* WORK TO COMPLETE:
Each line below must be written out exactly as shown.

* RECORDS FOR PROCESSING:
=-=-=-=-=
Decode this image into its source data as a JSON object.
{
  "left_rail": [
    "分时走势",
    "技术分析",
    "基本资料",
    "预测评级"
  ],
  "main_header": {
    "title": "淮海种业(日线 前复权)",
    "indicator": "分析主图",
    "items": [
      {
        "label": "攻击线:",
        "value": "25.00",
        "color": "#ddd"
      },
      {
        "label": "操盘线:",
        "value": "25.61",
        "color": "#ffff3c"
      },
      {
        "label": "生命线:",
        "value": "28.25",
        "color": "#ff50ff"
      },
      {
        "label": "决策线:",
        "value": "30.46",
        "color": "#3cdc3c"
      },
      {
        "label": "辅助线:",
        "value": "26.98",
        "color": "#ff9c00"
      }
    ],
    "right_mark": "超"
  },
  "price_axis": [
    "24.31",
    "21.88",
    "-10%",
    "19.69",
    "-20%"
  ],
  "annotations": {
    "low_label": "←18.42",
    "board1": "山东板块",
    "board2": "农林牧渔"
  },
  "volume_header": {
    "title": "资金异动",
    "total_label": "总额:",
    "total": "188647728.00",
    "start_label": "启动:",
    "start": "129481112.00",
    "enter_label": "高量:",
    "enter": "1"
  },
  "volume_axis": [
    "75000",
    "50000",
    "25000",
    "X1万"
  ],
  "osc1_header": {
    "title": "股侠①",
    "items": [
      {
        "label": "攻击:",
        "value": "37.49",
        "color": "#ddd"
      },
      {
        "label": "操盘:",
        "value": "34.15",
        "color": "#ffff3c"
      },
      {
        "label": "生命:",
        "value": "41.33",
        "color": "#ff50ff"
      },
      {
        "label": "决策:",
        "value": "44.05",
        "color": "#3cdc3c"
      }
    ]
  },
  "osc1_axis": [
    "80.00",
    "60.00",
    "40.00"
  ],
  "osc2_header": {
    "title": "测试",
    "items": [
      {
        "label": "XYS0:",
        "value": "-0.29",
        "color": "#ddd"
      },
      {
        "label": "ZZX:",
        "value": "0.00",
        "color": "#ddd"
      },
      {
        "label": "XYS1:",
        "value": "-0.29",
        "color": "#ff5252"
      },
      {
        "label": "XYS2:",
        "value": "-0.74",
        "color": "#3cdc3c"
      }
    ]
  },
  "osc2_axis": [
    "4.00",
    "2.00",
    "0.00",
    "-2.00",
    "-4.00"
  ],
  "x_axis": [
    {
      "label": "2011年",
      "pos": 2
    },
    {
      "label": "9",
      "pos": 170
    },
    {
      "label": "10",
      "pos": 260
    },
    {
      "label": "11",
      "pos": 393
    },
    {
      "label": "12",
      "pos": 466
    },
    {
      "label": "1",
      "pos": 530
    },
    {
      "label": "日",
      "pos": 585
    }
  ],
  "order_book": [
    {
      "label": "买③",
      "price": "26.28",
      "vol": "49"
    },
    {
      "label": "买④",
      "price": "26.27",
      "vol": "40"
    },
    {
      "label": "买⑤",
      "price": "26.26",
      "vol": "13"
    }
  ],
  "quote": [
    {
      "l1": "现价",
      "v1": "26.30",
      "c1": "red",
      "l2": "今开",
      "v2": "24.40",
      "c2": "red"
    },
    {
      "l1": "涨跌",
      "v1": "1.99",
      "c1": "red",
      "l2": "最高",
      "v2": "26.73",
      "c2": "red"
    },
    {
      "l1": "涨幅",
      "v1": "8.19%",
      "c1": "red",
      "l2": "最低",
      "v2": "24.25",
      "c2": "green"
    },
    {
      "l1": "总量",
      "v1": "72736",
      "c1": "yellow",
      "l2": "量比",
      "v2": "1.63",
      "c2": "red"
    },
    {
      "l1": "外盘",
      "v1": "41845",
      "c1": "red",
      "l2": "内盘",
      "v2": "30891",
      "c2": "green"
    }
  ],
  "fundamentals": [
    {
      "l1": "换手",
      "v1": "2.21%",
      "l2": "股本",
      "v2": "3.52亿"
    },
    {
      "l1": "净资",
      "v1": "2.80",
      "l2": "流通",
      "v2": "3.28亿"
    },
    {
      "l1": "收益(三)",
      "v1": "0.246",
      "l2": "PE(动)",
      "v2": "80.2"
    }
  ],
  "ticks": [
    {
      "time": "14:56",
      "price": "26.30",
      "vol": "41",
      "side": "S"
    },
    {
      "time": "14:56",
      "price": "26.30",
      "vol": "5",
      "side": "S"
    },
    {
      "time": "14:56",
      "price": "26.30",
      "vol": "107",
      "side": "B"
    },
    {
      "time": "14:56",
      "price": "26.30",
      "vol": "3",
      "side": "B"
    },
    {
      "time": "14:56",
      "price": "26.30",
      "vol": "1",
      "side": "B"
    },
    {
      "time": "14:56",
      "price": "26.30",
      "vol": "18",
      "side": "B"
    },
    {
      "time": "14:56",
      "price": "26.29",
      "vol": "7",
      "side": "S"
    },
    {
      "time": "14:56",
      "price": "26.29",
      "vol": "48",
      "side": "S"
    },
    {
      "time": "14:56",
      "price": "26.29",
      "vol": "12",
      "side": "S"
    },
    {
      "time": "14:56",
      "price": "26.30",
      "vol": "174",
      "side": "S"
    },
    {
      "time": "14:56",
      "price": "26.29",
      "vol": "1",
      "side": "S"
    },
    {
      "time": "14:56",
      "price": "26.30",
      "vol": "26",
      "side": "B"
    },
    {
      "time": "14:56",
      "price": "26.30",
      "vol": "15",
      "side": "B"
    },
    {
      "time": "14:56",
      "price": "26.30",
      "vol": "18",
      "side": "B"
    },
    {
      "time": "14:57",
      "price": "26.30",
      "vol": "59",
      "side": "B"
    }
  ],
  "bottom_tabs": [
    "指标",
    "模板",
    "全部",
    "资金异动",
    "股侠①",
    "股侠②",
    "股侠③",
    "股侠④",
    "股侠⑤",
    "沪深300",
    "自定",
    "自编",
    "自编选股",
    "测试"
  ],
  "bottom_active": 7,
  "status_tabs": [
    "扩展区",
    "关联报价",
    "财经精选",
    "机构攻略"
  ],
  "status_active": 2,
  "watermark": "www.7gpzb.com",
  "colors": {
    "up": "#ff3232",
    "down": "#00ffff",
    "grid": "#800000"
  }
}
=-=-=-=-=
* RESULT OF THIS EXERCISE:
Decode this image into its source data as a JSON object.
{
  "left_rail": [
    "分时走势",
    "技术分析",
    "基本资料",
    "预测评级"
  ],
  "main_header": {
    "title": "淮海种业(日线 前复权)",
    "indicator": "分析主图",
    "items": [
      {
        "label": "攻击线:",
        "value": "25.00",
        "color": "#ddd"
      },
      {
        "label": "操盘线:",
        "value": "25.61",
        "color": "#ffff3c"
      },
      {
        "label": "生命线:",
        "value": "28.25",
        "color": "#ff50ff"
      },
      {
        "label": "决策线:",
        "value": "30.46",
        "color": "#3cdc3c"
      },
      {
        "label": "辅助线:",
        "value": "26.98",
        "color": "#ff9c00"
      }
    ],
    "right_mark": "超"
  },
  "price_axis": [
    "24.31",
    "21.88",
    "-10%",
    "19.69",
    "-20%"
  ],
  "annotations": {
    "low_label": "←18.42",
    "board1": "山东板块",
    "board2": "农林牧渔"
  },
  "volume_header": {
    "title": "资金异动",
    "total_label": "总额:",
    "total": "188647728.00",
    "start_label": "启动:",
    "start": "129481112.00",
    "enter_label": "高量:",
    "enter": "1"
  },
  "volume_axis": [
    "75000",
    "50000",
    "25000",
    "X1万"
  ],
  "osc1_header": {
    "title": "股侠①",
    "items": [
      {
        "label": "攻击:",
        "value": "37.49",
        "color": "#ddd"
      },
      {
        "label": "操盘:",
        "value": "34.15",
        "color": "#ffff3c"
      },
      {
        "label": "生命:",
        "value": "41.33",
        "color": "#ff50ff"
      },
      {
        "label": "决策:",
        "value": "44.05",
        "color": "#3cdc3c"
      }
    ]
  },
  "osc1_axis": [
    "80.00",
    "60.00",
    "40.00"
  ],
  "osc2_header": {
    "title": "测试",
    "items": [
      {
        "label": "XYS0:",
        "value": "-0.29",
        "color": "#ddd"
      },
      {
        "label": "ZZX:",
        "value": "0.00",
        "color": "#ddd"
      },
      {
        "label": "XYS1:",
        "value": "-0.29",
        "color": "#ff5252"
      },
      {
        "label": "XYS2:",
        "value": "-0.74",
        "color": "#3cdc3c"
      }
    ]
  },
  "osc2_axis": [
    "4.00",
    "2.00",
    "0.00",
    "-2.00",
    "-4.00"
  ],
  "x_axis": [
    {
      "label": "2011年",
      "pos": 2
    },
    {
      "label": "9",
      "pos": 170
    },
    {
      "label": "10",
      "pos": 260
    },
    {
      "label": "11",
      "pos": 393
    },
    {
      "label": "12",
      "pos": 466
    },
    {
      "label": "1",
      "pos": 530
    },
    {
      "label": "日",
      "pos": 585
    }
  ],
  "order_book": [
    {
      "label": "买③",
      "price": "26.28",
      "vol": "49"
    },
    {
      "label": "买④",
      "price": "26.27",
      "vol": "40"
    },
    {
      "label": "买⑤",
      "price": "26.26",
      "vol": "13"
    }
  ],
  "quote": [
    {
      "l1": "现价",
      "v1": "26.30",
      "c1": "red",
      "l2": "今开",
      "v2": "24.40",
      "c2": "red"
    },
    {
      "l1": "涨跌",
      "v1": "1.99",
      "c1": "red",
      "l2": "最高",
      "v2": "26.73",
      "c2": "red"
    },
    {
      "l1": "涨幅",
      "v1": "8.19%",
      "c1": "red",
      "l2": "最低",
      "v2": "24.25",
      "c2": "green"
    },
    {
      "l1": "总量",
      "v1": "72736",
      "c1": "yellow",
      "l2": "量比",
      "v2": "1.63",
      "c2": "red"
    },
    {
      "l1": "外盘",
      "v1": "41845",
      "c1": "red",
      "l2": "内盘",
      "v2": "30891",
      "c2": "green"
    }
  ],
  "fundamentals": [
    {
      "l1": "换手",
      "v1": "2.21%",
      "l2": "股本",
      "v2": "3.52亿"
    },
    {
      "l1": "净资",
      "v1": "2.80",
      "l2": "流通",
      "v2": "3.28亿"
    },
    {
      "l1": "收益(三)",
      "v1": "0.246",
      "l2": "PE(动)",
      "v2": "80.2"
    }
  ],
  "ticks": [
    {
      "time": "14:56",
      "price": "26.30",
      "vol": "41",
      "side": "S"
    },
    {
      "time": "14:56",
      "price": "26.30",
      "vol": "5",
      "side": "S"
    },
    {
      "time": "14:56",
      "price": "26.30",
      "vol": "107",
      "side": "B"
    },
    {
      "time": "14:56",
      "price": "26.30",
      "vol": "3",
      "side": "B"
    },
    {
      "time": "14:56",
      "price": "26.30",
      "vol": "1",
      "side": "B"
    },
    {
      "time": "14:56",
      "price": "26.30",
      "vol": "18",
      "side": "B"
    },
    {
      "time": "14:56",
      "price": "26.29",
      "vol": "7",
      "side": "S"
    },
    {
      "time": "14:56",
      "price": "26.29",
      "vol": "48",
      "side": "S"
    },
    {
      "time": "14:56",
      "price": "26.29",
      "vol": "12",
      "side": "S"
    },
    {
      "time": "14:56",
      "price": "26.30",
      "vol": "174",
      "side": "S"
    },
    {
      "time": "14:56",
      "price": "26.29",
      "vol": "1",
      "side": "S"
    },
    {
      "time": "14:56",
      "price": "26.30",
      "vol": "26",
      "side": "B"
    },
    {
      "time": "14:56",
      "price": "26.30",
      "vol": "15",
      "side": "B"
    },
    {
      "time": "14:56",
      "price": "26.30",
      "vol": "18",
      "side": "B"
    },
    {
      "time": "14:57",
      "price": "26.30",
      "vol": "59",
      "side": "B"
    }
  ],
  "bottom_tabs": [
    "指标",
    "模板",
    "全部",
    "资金异动",
    "股侠①",
    "股侠②",
    "股侠③",
    "股侠④",
    "股侠⑤",
    "沪深300",
    "自定",
    "自编",
    "自编选股",
    "测试"
  ],
  "bottom_active": 7,
  "status_tabs": [
    "扩展区",
    "关联报价",
    "财经精选",
    "机构攻略"
  ],
  "status_active": 2,
  "watermark": "www.7gpzb.com",
  "colors": {
    "up": "#ff3232",
    "down": "#00ffff",
    "grid": "#800000"
  }
}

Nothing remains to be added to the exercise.